- Jovial King and Guido Mase (2016) DIY Bitters
- Donald Yance (2013) Adaptogens In Medical Herbalism
- Mark Cropley et. al. (2015) The Effects Of Rhodiola Rosea L. Extract On Anxiety, Stress, Cognition And Other Mood Symptoms
- V Darbinyan et. al. (2000) Rhodiola Rosea In Stress Induced Fatigue–a Double Blind Cross-over Study Of A Standardized Extract SHR-5 With A Repeated Low-dose Regimen On The Mental Performance Of Healthy Physicians During Night Duty
- V A Shevtsov et. al. (2015) A Randomized Trial Of Two Different Doses Of A SHR-5 Rhodiola Rosea Extract Versus Placebo And Control Of Capacity For Mental Work

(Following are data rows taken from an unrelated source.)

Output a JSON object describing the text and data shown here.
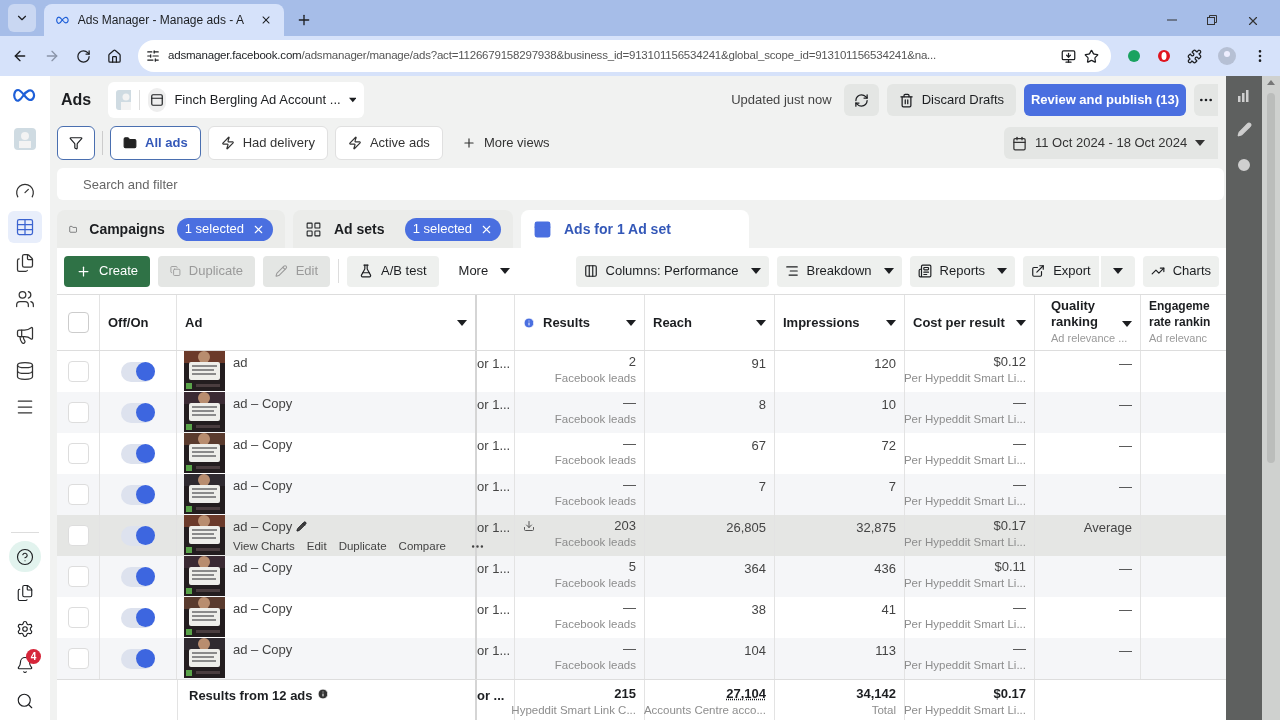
{
  "browser": {
    "tab_title": "Ads Manager - Manage ads - A",
    "url_host": "adsmanager.facebook.com",
    "url_path": "/adsmanager/manage/ads?act=1126679158297938&business_id=913101156534241&global_scope_id=913101156534241&na..."
  },
  "nav": {
    "items": [
      {
        "kind": "dashboard",
        "selected": false
      },
      {
        "kind": "table",
        "selected": true
      },
      {
        "kind": "pages",
        "selected": false
      },
      {
        "kind": "audiences",
        "selected": false
      },
      {
        "kind": "ads",
        "selected": false
      },
      {
        "kind": "billing",
        "selected": false
      },
      {
        "kind": "menu",
        "selected": false
      }
    ],
    "bottom": [
      {
        "kind": "help"
      },
      {
        "kind": "pages"
      },
      {
        "kind": "settings"
      },
      {
        "kind": "notifications",
        "badge": "4"
      },
      {
        "kind": "search"
      }
    ]
  },
  "header": {
    "title": "Ads",
    "account": "Finch Bergling Ad Account ...",
    "updated": "Updated just now",
    "discard": "Discard Drafts",
    "publish": "Review and publish (13)",
    "date_range": "11 Oct 2024 - 18 Oct 2024"
  },
  "views": [
    {
      "label": "All ads",
      "kind": "folder",
      "selected": true
    },
    {
      "label": "Had delivery",
      "kind": "bolt",
      "selected": false
    },
    {
      "label": "Active ads",
      "kind": "bolt",
      "selected": false
    }
  ],
  "more_views": "More views",
  "search": {
    "placeholder": "Search and filter"
  },
  "levels": [
    {
      "label": "Campaigns",
      "kind": "campaigns",
      "badge": "1 selected",
      "selected": false
    },
    {
      "label": "Ad sets",
      "kind": "adsets",
      "badge": "1 selected",
      "selected": false
    },
    {
      "label": "Ads for 1 Ad set",
      "kind": "ads",
      "selected": true
    }
  ],
  "toolbar": {
    "create": "Create",
    "duplicate": {
      "label": "Duplicate",
      "disabled": true
    },
    "edit": {
      "label": "Edit",
      "disabled": true
    },
    "ab_test": "A/B test",
    "more": "More",
    "columns": "Columns: Performance",
    "breakdown": "Breakdown",
    "reports": "Reports",
    "export": "Export",
    "charts": "Charts"
  },
  "table": {
    "select_all_checked": false,
    "columns": [
      "Off/On",
      "Ad",
      "Results",
      "Reach",
      "Impressions",
      "Cost per result"
    ],
    "quality_header": "Quality ranking",
    "quality_sub": "Ad relevance ...",
    "engagement_header_1": "Engageme",
    "engagement_header_2": "rate rankin",
    "engagement_sub": "Ad relevanc",
    "rows": [
      {
        "name": "ad",
        "on": true,
        "hovered": false,
        "column_3": "or 1...",
        "results": "2",
        "results_sub": "Facebook leads",
        "reach": "91",
        "impressions": "120",
        "cost": "$0.12",
        "cost_sub": "Per Hypeddit Smart Li...",
        "quality": "—"
      },
      {
        "name": "ad – Copy",
        "on": true,
        "hovered": false,
        "column_3": "or 1...",
        "results": "—",
        "results_sub": "Facebook leads",
        "reach": "8",
        "impressions": "10",
        "cost": "—",
        "cost_sub": "Per Hypeddit Smart Li...",
        "quality": "—"
      },
      {
        "name": "ad – Copy",
        "on": true,
        "hovered": false,
        "column_3": "or 1...",
        "results": "—",
        "results_sub": "Facebook leads",
        "reach": "67",
        "impressions": "72",
        "cost": "—",
        "cost_sub": "Per Hypeddit Smart Li...",
        "quality": "—"
      },
      {
        "name": "ad – Copy",
        "on": true,
        "hovered": false,
        "column_3": "or 1...",
        "results": "—",
        "results_sub": "Facebook leads",
        "reach": "7",
        "impressions": "7",
        "cost": "—",
        "cost_sub": "Per Hypeddit Smart Li...",
        "quality": "—"
      },
      {
        "name": "ad – Copy",
        "on": true,
        "hovered": true,
        "column_3": "or 1...",
        "results": "203",
        "results_sub": "Facebook leads",
        "reach": "26,805",
        "impressions": "32,875",
        "cost": "$0.17",
        "cost_sub": "Per Hypeddit Smart Li...",
        "quality": "Average"
      },
      {
        "name": "ad – Copy",
        "on": true,
        "hovered": false,
        "column_3": "or 1...",
        "results": "5",
        "results_sub": "Facebook leads",
        "reach": "364",
        "impressions": "436",
        "cost": "$0.11",
        "cost_sub": "Per Hypeddit Smart Li...",
        "quality": "—"
      },
      {
        "name": "ad – Copy",
        "on": true,
        "hovered": false,
        "column_3": "or 1...",
        "results": "—",
        "results_sub": "Facebook leads",
        "reach": "38",
        "impressions": "41",
        "cost": "—",
        "cost_sub": "Per Hypeddit Smart Li...",
        "quality": "—"
      },
      {
        "name": "ad – Copy",
        "on": true,
        "hovered": false,
        "column_3": "or 1...",
        "results": "—",
        "results_sub": "Facebook leads",
        "reach": "104",
        "impressions": "113",
        "cost": "—",
        "cost_sub": "Per Hypeddit Smart Li...",
        "quality": "—"
      }
    ],
    "row_actions": [
      "View Charts",
      "Edit",
      "Duplicate",
      "Compare"
    ],
    "footer": {
      "label": "Results from 12 ads",
      "column_3": "or ...",
      "results": "215",
      "results_sub": "Hypeddit Smart Link C...",
      "reach": "27,104",
      "reach_sub": "Accounts Centre acco...",
      "impressions": "34,142",
      "impressions_sub": "Total",
      "cost": "$0.17",
      "cost_sub": "Per Hypeddit Smart Li..."
    }
  }
}
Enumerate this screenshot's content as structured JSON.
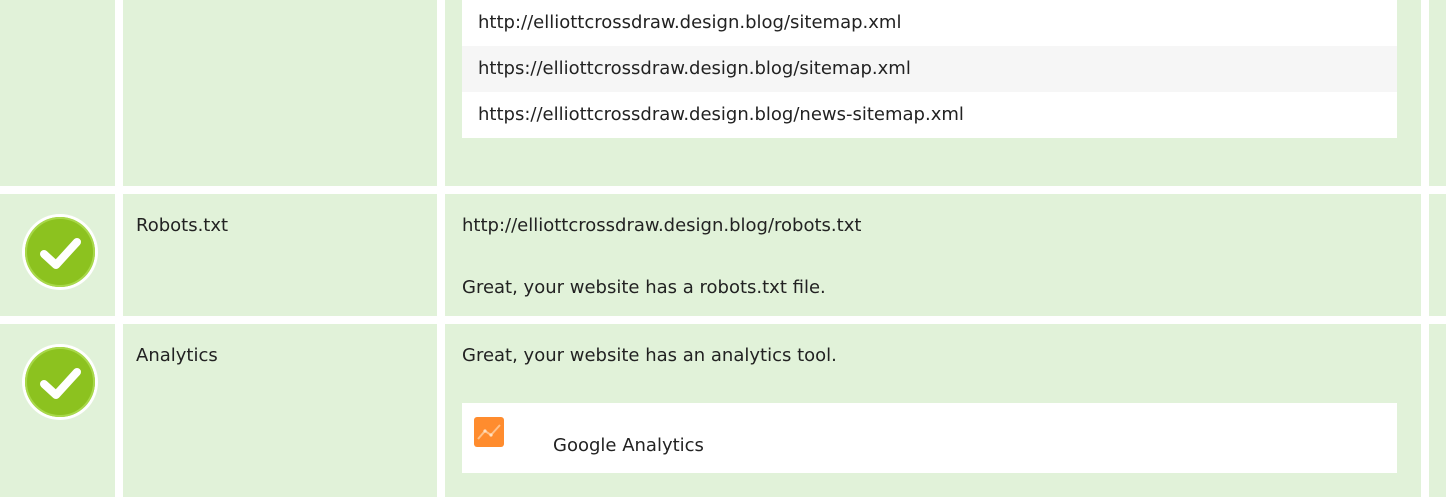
{
  "sitemaps": {
    "items": [
      "http://elliottcrossdraw.design.blog/sitemap.xml",
      "https://elliottcrossdraw.design.blog/sitemap.xml",
      "https://elliottcrossdraw.design.blog/news-sitemap.xml"
    ]
  },
  "robots": {
    "status_icon": "check-circle-icon",
    "label": "Robots.txt",
    "url": "http://elliottcrossdraw.design.blog/robots.txt",
    "message": "Great, your website has a robots.txt file."
  },
  "analytics": {
    "status_icon": "check-circle-icon",
    "label": "Analytics",
    "message": "Great, your website has an analytics tool.",
    "tools": [
      {
        "name": "Google Analytics",
        "icon": "google-analytics-icon"
      }
    ]
  },
  "colors": {
    "row_background": "#e1f2d9",
    "check_green": "#8cc21f",
    "analytics_orange": "#ff8c2e"
  }
}
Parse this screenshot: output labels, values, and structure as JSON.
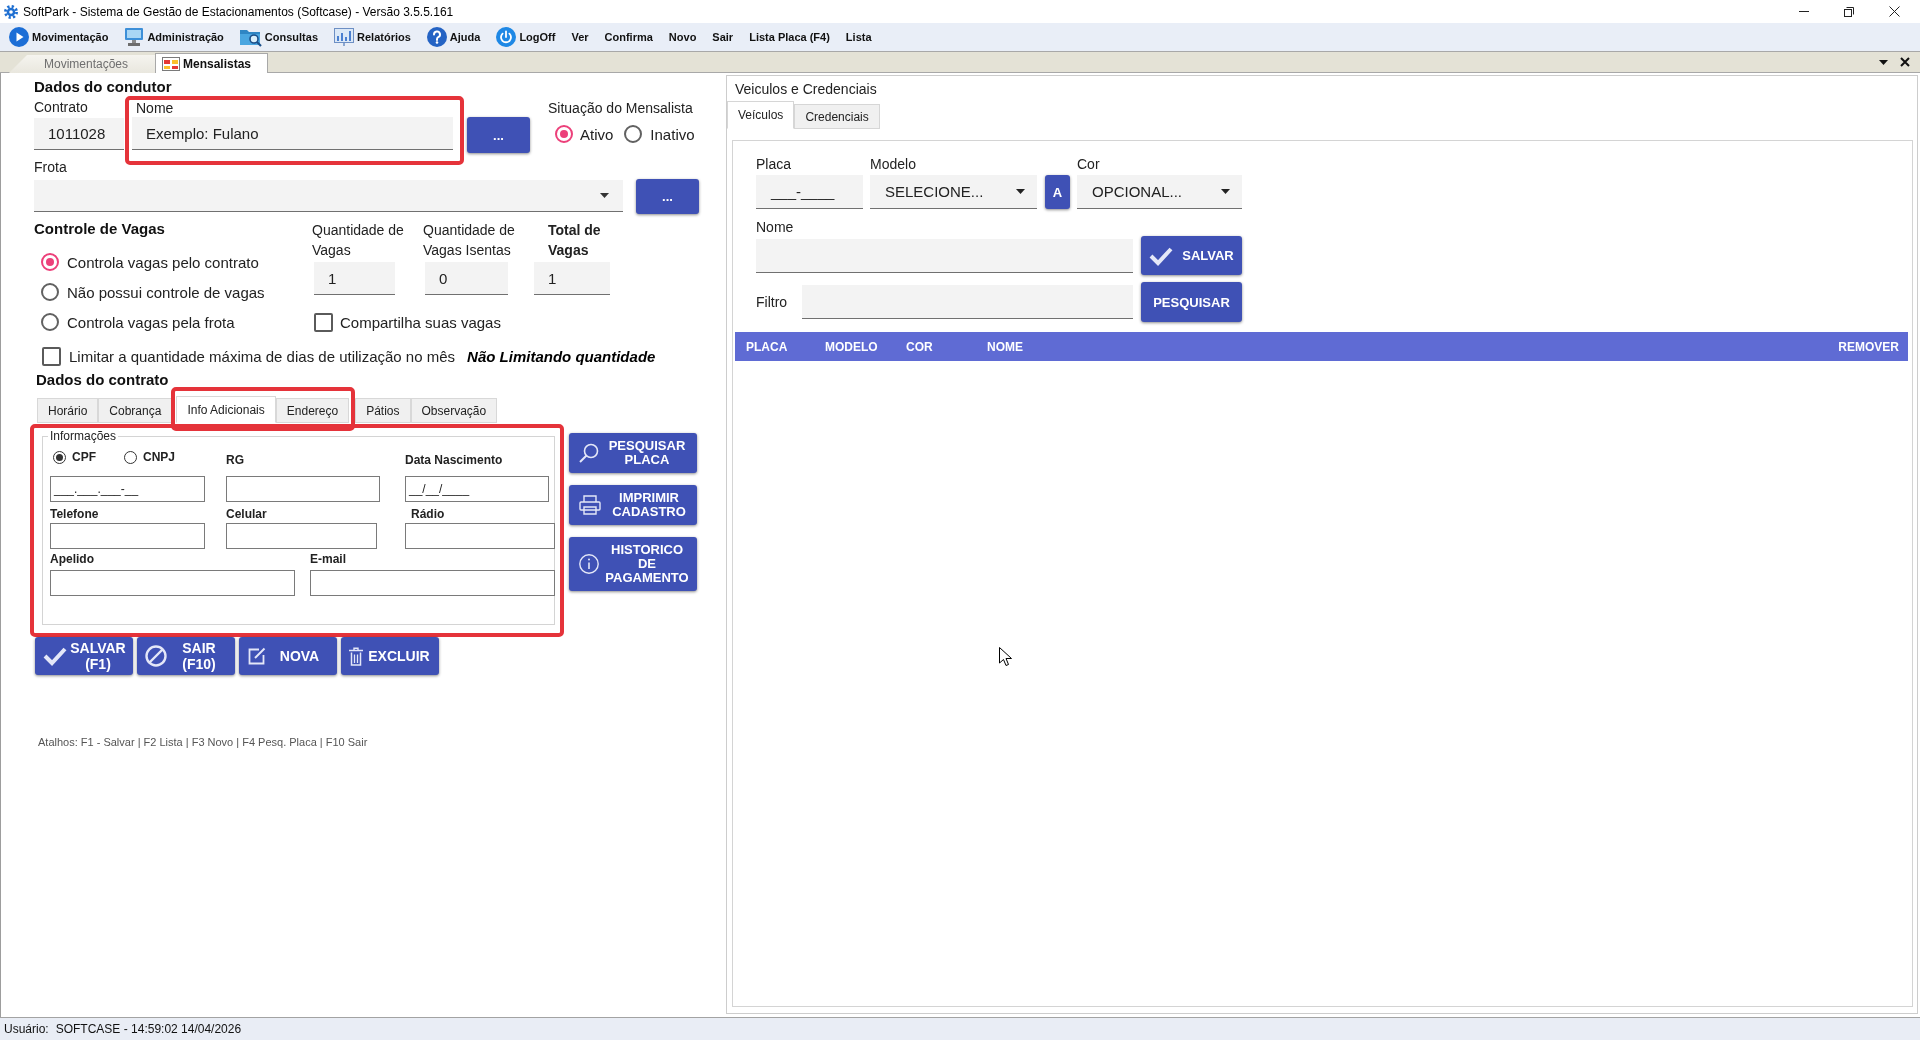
{
  "window": {
    "title": "SoftPark - Sistema de Gestão de Estacionamentos (Softcase) - Versão 3.5.5.161"
  },
  "menu": [
    {
      "label": "Movimentação"
    },
    {
      "label": "Administração"
    },
    {
      "label": "Consultas"
    },
    {
      "label": "Relatórios"
    },
    {
      "label": "Ajuda"
    },
    {
      "label": "LogOff"
    },
    {
      "label": "Ver"
    },
    {
      "label": "Confirma"
    },
    {
      "label": "Novo"
    },
    {
      "label": "Sair"
    },
    {
      "label": "Lista Placa (F4)"
    },
    {
      "label": "Lista"
    }
  ],
  "document_tabs": [
    {
      "label": "Movimentações",
      "selected": false
    },
    {
      "label": "Mensalistas",
      "selected": true
    }
  ],
  "driver": {
    "heading": "Dados do condutor",
    "contrato": {
      "label": "Contrato",
      "value": "1011028"
    },
    "nome": {
      "label": "Nome",
      "value": "Exemplo: Fulano",
      "highlighted": true
    },
    "nome_button": "...",
    "situacao": {
      "label": "Situação do Mensalista",
      "options": [
        {
          "label": "Ativo",
          "selected": true
        },
        {
          "label": "Inativo",
          "selected": false
        }
      ]
    },
    "frota": {
      "label": "Frota",
      "button": "..."
    }
  },
  "vagas": {
    "heading": "Controle de Vagas",
    "options": [
      {
        "label": "Controla vagas pelo contrato",
        "selected": true
      },
      {
        "label": "Não possui controle de vagas",
        "selected": false
      },
      {
        "label": "Controla vagas pela frota",
        "selected": false
      }
    ],
    "quantities": [
      {
        "label": "Quantidade de Vagas",
        "value": "1",
        "kind": "count"
      },
      {
        "label": "Quantidade de Vagas Isentas",
        "value": "0",
        "kind": "count"
      },
      {
        "label": "Total de Vagas",
        "value": "1",
        "kind": "total"
      }
    ],
    "share": {
      "label": "Compartilha suas vagas",
      "checked": false
    },
    "limit": {
      "label": "Limitar a quantidade máxima de dias de utilização no mês",
      "checked": false,
      "status": "Não Limitando quantidade"
    }
  },
  "contract": {
    "heading": "Dados do contrato",
    "tabs": [
      {
        "label": "Horário",
        "selected": false,
        "highlighted": false
      },
      {
        "label": "Cobrança",
        "selected": false,
        "highlighted": false
      },
      {
        "label": "Info Adicionais",
        "selected": true,
        "highlighted": true
      },
      {
        "label": "Endereço",
        "selected": false,
        "highlighted": true
      },
      {
        "label": "Pátios",
        "selected": false,
        "highlighted": false
      },
      {
        "label": "Observação",
        "selected": false,
        "highlighted": false
      }
    ],
    "panel": {
      "highlighted": true,
      "group": "Informações",
      "document_types": [
        {
          "label": "CPF",
          "selected": true
        },
        {
          "label": "CNPJ",
          "selected": false
        }
      ],
      "document_number": {
        "value": "___.___.___-__"
      },
      "rg": {
        "label": "RG"
      },
      "birth_date": {
        "label": "Data Nascimento",
        "value": "__/__/____"
      },
      "telefone": {
        "label": "Telefone"
      },
      "celular": {
        "label": "Celular"
      },
      "radio": {
        "label": "Rádio"
      },
      "apelido": {
        "label": "Apelido"
      },
      "email": {
        "label": "E-mail"
      }
    },
    "side_buttons": [
      "PESQUISAR PLACA",
      "IMPRIMIR CADASTRO",
      "HISTORICO DE PAGAMENTO"
    ],
    "actions": [
      "SALVAR (F1)",
      "SAIR (F10)",
      "NOVA",
      "EXCLUIR"
    ],
    "shortcuts": "Atalhos: F1 - Salvar | F2 Lista | F3 Novo | F4 Pesq. Placa | F10 Sair"
  },
  "vehicles": {
    "title": "Veiculos e Credenciais",
    "tabs": [
      {
        "label": "Veículos",
        "selected": true
      },
      {
        "label": "Credenciais",
        "selected": false
      }
    ],
    "placa": {
      "label": "Placa",
      "value": "___-____"
    },
    "modelo": {
      "label": "Modelo",
      "value": "SELECIONE..."
    },
    "add_button": "A",
    "cor": {
      "label": "Cor",
      "value": "OPCIONAL..."
    },
    "nome": {
      "label": "Nome"
    },
    "save_button": "SALVAR",
    "filtro": {
      "label": "Filtro"
    },
    "search_button": "PESQUISAR",
    "table": {
      "columns": [
        "PLACA",
        "MODELO",
        "COR",
        "NOME",
        "REMOVER"
      ]
    }
  },
  "status_bar": {
    "label": "Usuário:",
    "text": "SOFTCASE - 14:59:02 14/04/2026"
  }
}
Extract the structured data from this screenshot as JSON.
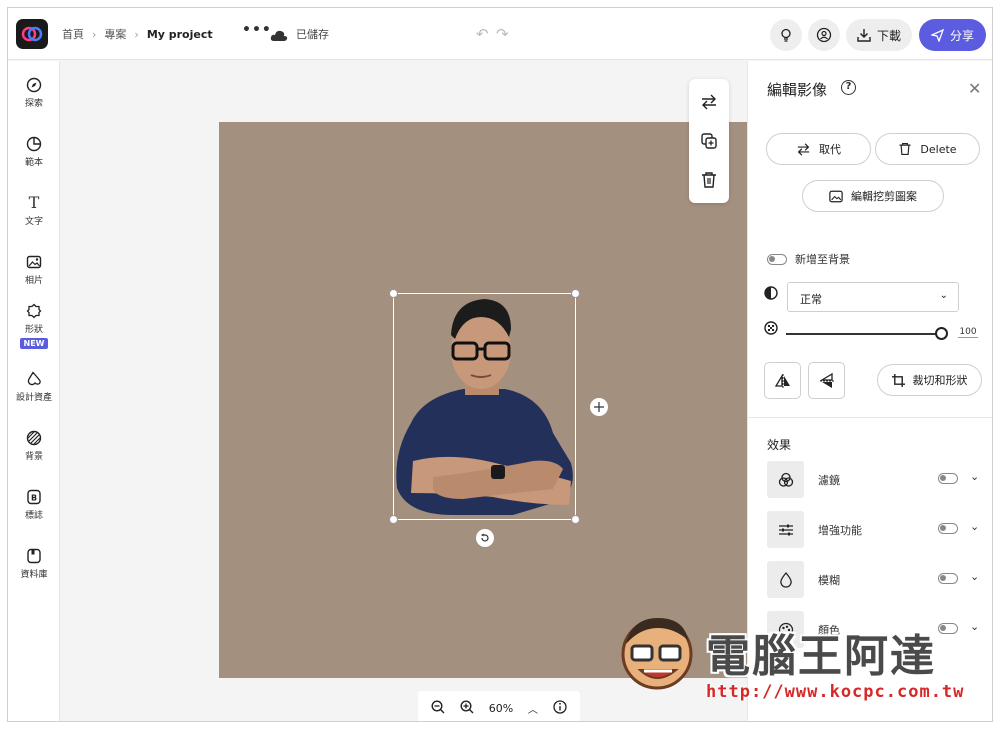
{
  "topbar": {
    "breadcrumb": [
      "首頁",
      "專案",
      "My project"
    ],
    "more_label": "•••",
    "save_status": "已儲存",
    "download_label": "下載",
    "share_label": "分享"
  },
  "rail": {
    "items": [
      {
        "label": "探索",
        "icon": "compass-icon"
      },
      {
        "label": "範本",
        "icon": "template-icon"
      },
      {
        "label": "文字",
        "icon": "text-icon"
      },
      {
        "label": "相片",
        "icon": "photo-icon"
      },
      {
        "label": "形狀",
        "icon": "shape-icon",
        "badge": "NEW"
      },
      {
        "label": "設計資產",
        "icon": "assets-icon"
      },
      {
        "label": "背景",
        "icon": "background-icon"
      },
      {
        "label": "標誌",
        "icon": "brand-icon"
      },
      {
        "label": "資料庫",
        "icon": "library-icon"
      }
    ]
  },
  "canvas": {
    "background_color": "#a4907f",
    "zoom": "60%"
  },
  "panel": {
    "title": "編輯影像",
    "replace_label": "取代",
    "delete_label": "Delete",
    "edit_cutout_label": "編輯挖剪圖案",
    "add_to_bg_label": "新增至背景",
    "blend_mode": "正常",
    "opacity_value": "100",
    "opacity_fraction": 1.0,
    "crop_label": "裁切和形狀",
    "effects_heading": "效果",
    "effects": [
      {
        "label": "濾鏡",
        "icon": "filter-icon"
      },
      {
        "label": "增強功能",
        "icon": "adjust-icon"
      },
      {
        "label": "模糊",
        "icon": "blur-icon"
      },
      {
        "label": "顏色",
        "icon": "palette-icon"
      }
    ]
  },
  "watermark": {
    "title": "電腦王阿達",
    "url": "http://www.kocpc.com.tw"
  },
  "colors": {
    "accent": "#5c5ce0",
    "canvas": "#a4907f"
  }
}
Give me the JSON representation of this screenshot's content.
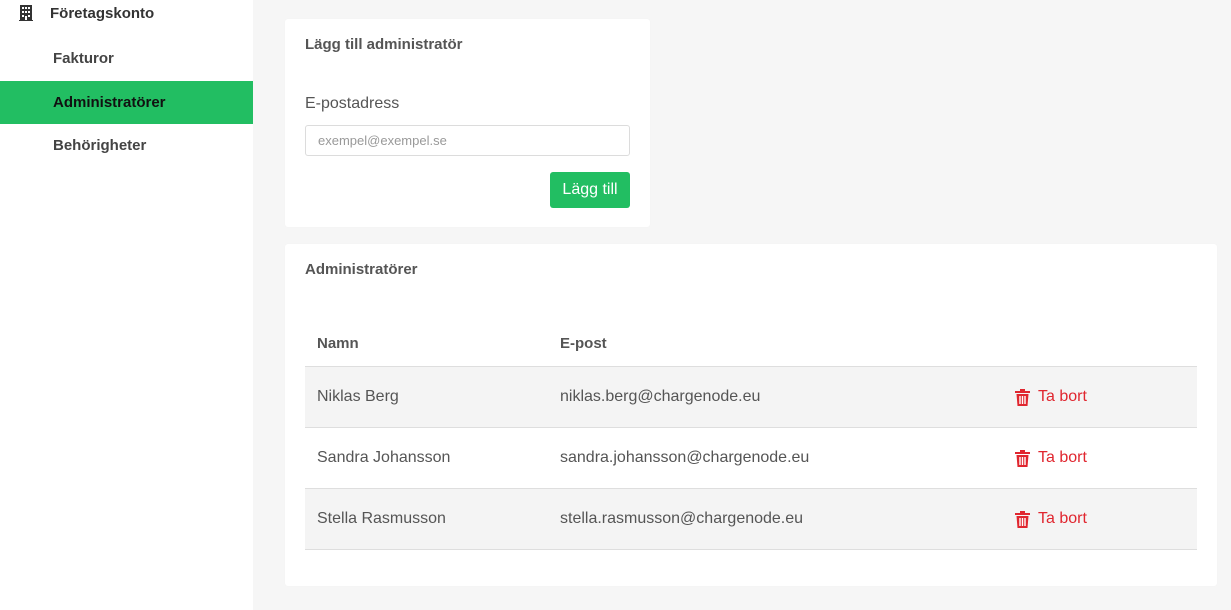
{
  "sidebar": {
    "header": {
      "label": "Företagskonto",
      "icon": "building-icon"
    },
    "items": [
      {
        "label": "Fakturor",
        "active": false
      },
      {
        "label": "Administratörer",
        "active": true
      },
      {
        "label": "Behörigheter",
        "active": false
      }
    ]
  },
  "add_admin": {
    "title": "Lägg till administratör",
    "email_label": "E-postadress",
    "email_placeholder": "exempel@exempel.se",
    "email_value": "",
    "submit_label": "Lägg till"
  },
  "admins": {
    "title": "Administratörer",
    "columns": {
      "name": "Namn",
      "email": "E-post"
    },
    "rows": [
      {
        "name": "Niklas Berg",
        "email": "niklas.berg@chargenode.eu",
        "action": "Ta bort"
      },
      {
        "name": "Sandra Johansson",
        "email": "sandra.johansson@chargenode.eu",
        "action": "Ta bort"
      },
      {
        "name": "Stella Rasmusson",
        "email": "stella.rasmusson@chargenode.eu",
        "action": "Ta bort"
      }
    ],
    "action_icon": "trash-icon"
  },
  "colors": {
    "accent": "#22be62",
    "danger": "#e0262f",
    "background": "#f6f6f6"
  }
}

- Ewa Jówko et. al. (2018) Effects Of Rhodiola Rosea Supplementation On Mental Performance, Physical Capacity, And Oxidative Stress Biomarkers In Healthy Men
- Richard Brown, MD and Patricia Gerbarg, MD. Non-Drug Treatments for ADHD
- Christopher G Ballmann et. al. (2019) Effects of short-term Rhodiola Rosea (Golden Root Extract) supplementation on anaerobic exercise performance
- A Parisi et. al. (2010) Effects of chronic Rhodiola Rosea supplementation on sport performance and antioxidant capacity in trained male: preliminary results
- Haiying Tang et. al. (2016) Salidroside protects against bleomycin-induced pulmonary fibrosis: activation of Nrf2-antioxidant signaling, and inhibition of NF-κB and TGF-β1/Smad-2/-3 pathways
- Mahtab Jafari et. al. (2022) The impact of Rhodiola rosea on biomarkers of diabetes, inflammation, and microbiota in a leptin receptor-knockout mouse model’’
- Ze-ran Yang et. al. (2016) Salidroside alleviates oxidative stress in the liver with non- alcoholic steatohepatitis in rats
- Mari-Carmen Recio et. al. (2016) Immunmodulatory and Antiproliferative Properties of Rhodiola Species
- Mahtab Jafari et. al. (2022) The impact of Rhodiola rosea on biomarkers of diabetes, inflammation, and microbiota in a leptin receptor-knockout mouse model
- Rico Chech (2016) Making Plant Medicine